The following was originally published on nlg.org June 10, 2020.
The NLG supports the #8toAbolition campaign, which builds on decades of work by Black feminist abolitionists to demand an end to policing and prisons, and community investment that prioritizes the lives and safety of Black people. 8 to Abolition was created by BIPOC police and prison abolitionists as a response to the reformist changes of the #8CantWait campaign, that merely seek to reduce, instead of eliminate, continuing police violence against Black people.
As the 8 To Abolition website states: “As police and prison abolitionists, we believe that this campaign is dangerous and irresponsible, offering a slate of reforms that have already been tried and failed, that mislead a public newly invigorated to the possibilities of police and prison abolition, and that do not reflect the needs of criminalized communities… Abolition can’t wait.”
The NLG supports the eight demands of the 8 to Abolition campaign:
- Defund the Police
- Demilitarize Communities
- Remove Police from Schools
- Free People from Prisons and Jails
- Repeal Laws that Criminalize Survival
- Invest in Community Self-Governance
- Provide Safe Housing for Everyone
- Invest in Care Not Cops
The NLG is an explicitly abolitionist organization.

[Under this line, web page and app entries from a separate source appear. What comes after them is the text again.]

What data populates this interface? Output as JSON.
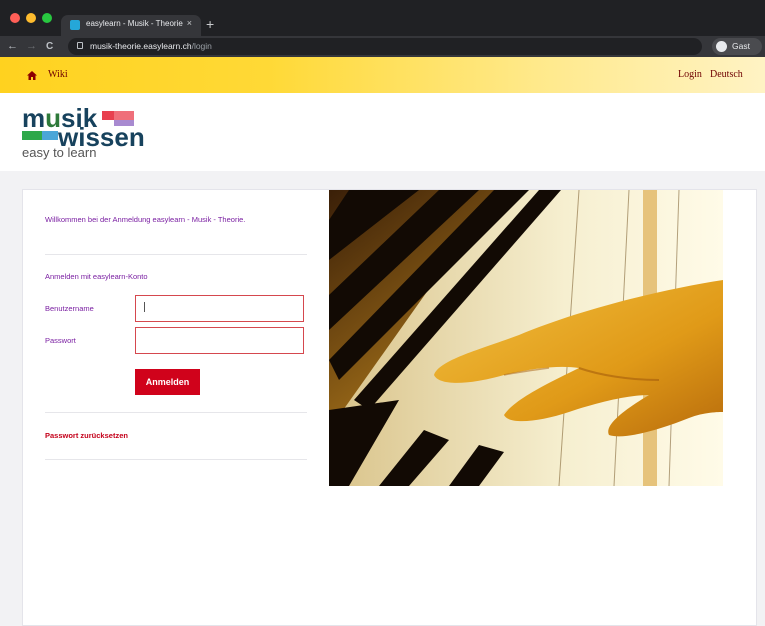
{
  "browser": {
    "tab_title": "easylearn - Musik - Theorie",
    "tab_close": "×",
    "new_tab": "+",
    "url_host": "musik-theorie.easylearn.ch",
    "url_path": "/login",
    "profile_label": "Gast",
    "nav_back": "←",
    "nav_forward": "→",
    "nav_reload": "C"
  },
  "sitenav": {
    "wiki": "Wiki",
    "login": "Login",
    "language": "Deutsch"
  },
  "logo": {
    "line1_a": "m",
    "line1_b": "u",
    "line1_c": "sik",
    "line2": "wissen",
    "tagline": "easy to learn"
  },
  "login": {
    "welcome": "Willkommen bei der Anmeldung easylearn - Musik - Theorie.",
    "section_title": "Anmelden mit easylearn-Konto",
    "username_label": "Benutzername",
    "password_label": "Passwort",
    "username_value": "",
    "password_value": "",
    "submit_label": "Anmelden",
    "reset_link": "Passwort zurücksetzen"
  },
  "colors": {
    "accent_purple": "#7a1fa2",
    "button_red": "#d0021b",
    "nav_yellow": "#ffd21f",
    "nav_text": "#6f0000"
  }
}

In 2015, the NLG passed a resolution that calls for the “dismantling and abolition of all prisons and of all aspects of systems and institutions that support, condone, create, fill, or protect prisons.” The NLG understands that reforms are not enough and the principles of 8 to Abolition are consistent with the those that have been adopted by Guild membership.
“The carceral state builds on this country’s history of slavery and colonization and is intrinsically intertwined to all systems where people are held against their will through coercion, force, or threat of force. As such, we call for the abolition not just of prisons and jails, but also police lockups, juvenile detention facilities, immigration detention facilities, and hospitals or nursing homes where people are held against their will,” said NLG Executive Director Pooja Gehi.
8 to Abolition also acknowledges that abolition is a disability issue. “Half of the people killed by police are disabled. The intersection of Blackness and disability means that Black disabled people are especially likely to be victims of state violence, including through police, incarceration, mental health facilities, and other institutions,” NLG Disability Justice Committee co-chair Katie Tastrom said.
The NLG is grateful for the work of the 8 to Abolition authors and the Black feminist abolitionists who paved the way for this moment and who continue to lead the police and prison abolition movement.